February 15, 2006

Americans not waiting for mañana to learn Spanish

By Daniel Trotta

NEW YORK (Reuters) - America's reputation as an
English-only nation is fading, and not just because cartoon
character Bart Simpson says "Ay, Caramba!" and California Gov.
Arnold Schwarzenegger recycles his old movie line "Hasta la
vista, baby."

Across the United States more people are mixing Spanish
into conversation, and American parents are fighting to place
their kids in bilingual schools.

In Washington, parents used to camp out on the sidewalk for
days to enroll their children in Oyster Elementary, the
capital's only public bilingual school.

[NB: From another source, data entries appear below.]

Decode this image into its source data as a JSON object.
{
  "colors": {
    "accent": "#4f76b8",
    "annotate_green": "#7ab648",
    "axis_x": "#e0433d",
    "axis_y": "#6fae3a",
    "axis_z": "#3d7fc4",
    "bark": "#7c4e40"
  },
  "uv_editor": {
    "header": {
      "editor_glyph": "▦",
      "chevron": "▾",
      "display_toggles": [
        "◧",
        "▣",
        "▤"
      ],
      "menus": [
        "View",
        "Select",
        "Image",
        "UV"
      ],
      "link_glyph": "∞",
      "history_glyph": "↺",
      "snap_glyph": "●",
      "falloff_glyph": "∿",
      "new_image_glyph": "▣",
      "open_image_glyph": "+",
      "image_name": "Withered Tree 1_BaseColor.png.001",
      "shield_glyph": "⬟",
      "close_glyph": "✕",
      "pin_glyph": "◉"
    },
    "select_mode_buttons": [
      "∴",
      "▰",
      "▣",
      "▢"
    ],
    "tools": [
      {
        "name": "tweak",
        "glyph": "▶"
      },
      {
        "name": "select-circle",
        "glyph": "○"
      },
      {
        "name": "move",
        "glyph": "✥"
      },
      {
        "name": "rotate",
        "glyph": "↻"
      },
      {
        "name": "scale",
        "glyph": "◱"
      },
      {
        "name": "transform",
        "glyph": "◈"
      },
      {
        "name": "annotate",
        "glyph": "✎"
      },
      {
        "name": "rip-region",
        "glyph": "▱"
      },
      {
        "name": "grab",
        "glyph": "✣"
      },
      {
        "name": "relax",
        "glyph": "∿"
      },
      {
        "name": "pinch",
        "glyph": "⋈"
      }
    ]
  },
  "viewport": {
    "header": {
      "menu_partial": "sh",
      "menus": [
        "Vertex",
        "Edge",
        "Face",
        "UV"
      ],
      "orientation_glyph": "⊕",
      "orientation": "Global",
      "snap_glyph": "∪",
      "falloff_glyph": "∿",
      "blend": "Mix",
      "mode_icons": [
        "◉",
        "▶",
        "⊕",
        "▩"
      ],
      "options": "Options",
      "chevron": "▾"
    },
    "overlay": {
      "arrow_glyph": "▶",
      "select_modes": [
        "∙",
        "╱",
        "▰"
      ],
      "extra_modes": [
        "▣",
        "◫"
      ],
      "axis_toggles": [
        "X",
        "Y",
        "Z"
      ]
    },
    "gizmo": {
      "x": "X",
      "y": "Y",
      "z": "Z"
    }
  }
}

After changing to a
lottery for admission, it has a waiting list of 120 kids for
each grade.

"We have children from poor families sitting next to
congressmen's children. That's the beauty of the program," said
Marta Guzman, principal of the school, considered a model for
teaching Americans Spanish and helping immigrants learn

Now 11.5 percent of the U.S. population, or more than 30
million people, speak Spanish at home, U.S. Census data show,
and Hispanic immigrants are feeling at home in their adopted

"My mother doesn't know more than three words of English,
but when she comes to visit she's happy," said Mexican-born
Susana Johnston of Hoboken, New Jersey. "There are a lot
Latinos but also a lot of Americans who speak Spanish."


New Yorkers call their corner store a "bodega." Border
towns know that a transnational factory is a "maquiladora."
Small children learn from cartoon character Dora the Explorer,
who uses Spanish in her adventures.

Encarta Webster's Dictionary of the English Language lists
some 50 words that its general editor calls "post-NAFTA,"
referring to 1994's North American Free Trade Agreement linking
the economies of Canada, the United States and Mexico.

Among them are Amexica, a blend of America and Mexico
referring to the U.S.-Mexican border region, and Amexican,
meaning English as influenced by Latin America.

There are English terms like bridge town -- a pair of
cities separated by the river marking the U.S.-Mexican border
-- and Spanish ones like matricula consular -- an identity card
issued by Mexican consulates to Mexican nationals in the United

Anne Soukhanov, Encarta's U.S. general editor, said Spanish
some day may surpass French as a source of words in English.

"I don't see why not. I can't predict how long it will
take, but I will say that the influence of Spanish is
continuing as we sit here," Soukhanov said.

Some defenders of Spanish in the United States resent the
way Schwarzenegger uses the language. Carmen Fought, a
linguistics professor at Pitzer College in California, calls it
"mock Spanish" and suggests the country has a double standard
when it comes to speaking Spanish.

"It's perfectly fine for white people to say 'Hasta la
vista, baby' to each other, but there is no tolerance for
Spanish speaking co-workers who say 'hasta la vista' to each
other," Fought said. "There's a lot of negativity attached to
the use of Spanish. It's associated with poverty and a lack of

That backlash seems to have faded in the small town of St.
Helena in California's wine-producing Napa Valley, a magnet for
Mexican farm workers. The elementary school offers "dual
immersion" schooling in English and Spanish.

"We've seen an upswing in the number of English-only
parents who value giving their child a second language,"
principal Robin McCrae said. "There are a number who don't want
their children just to be citizens of a small town, but
citizens of the world."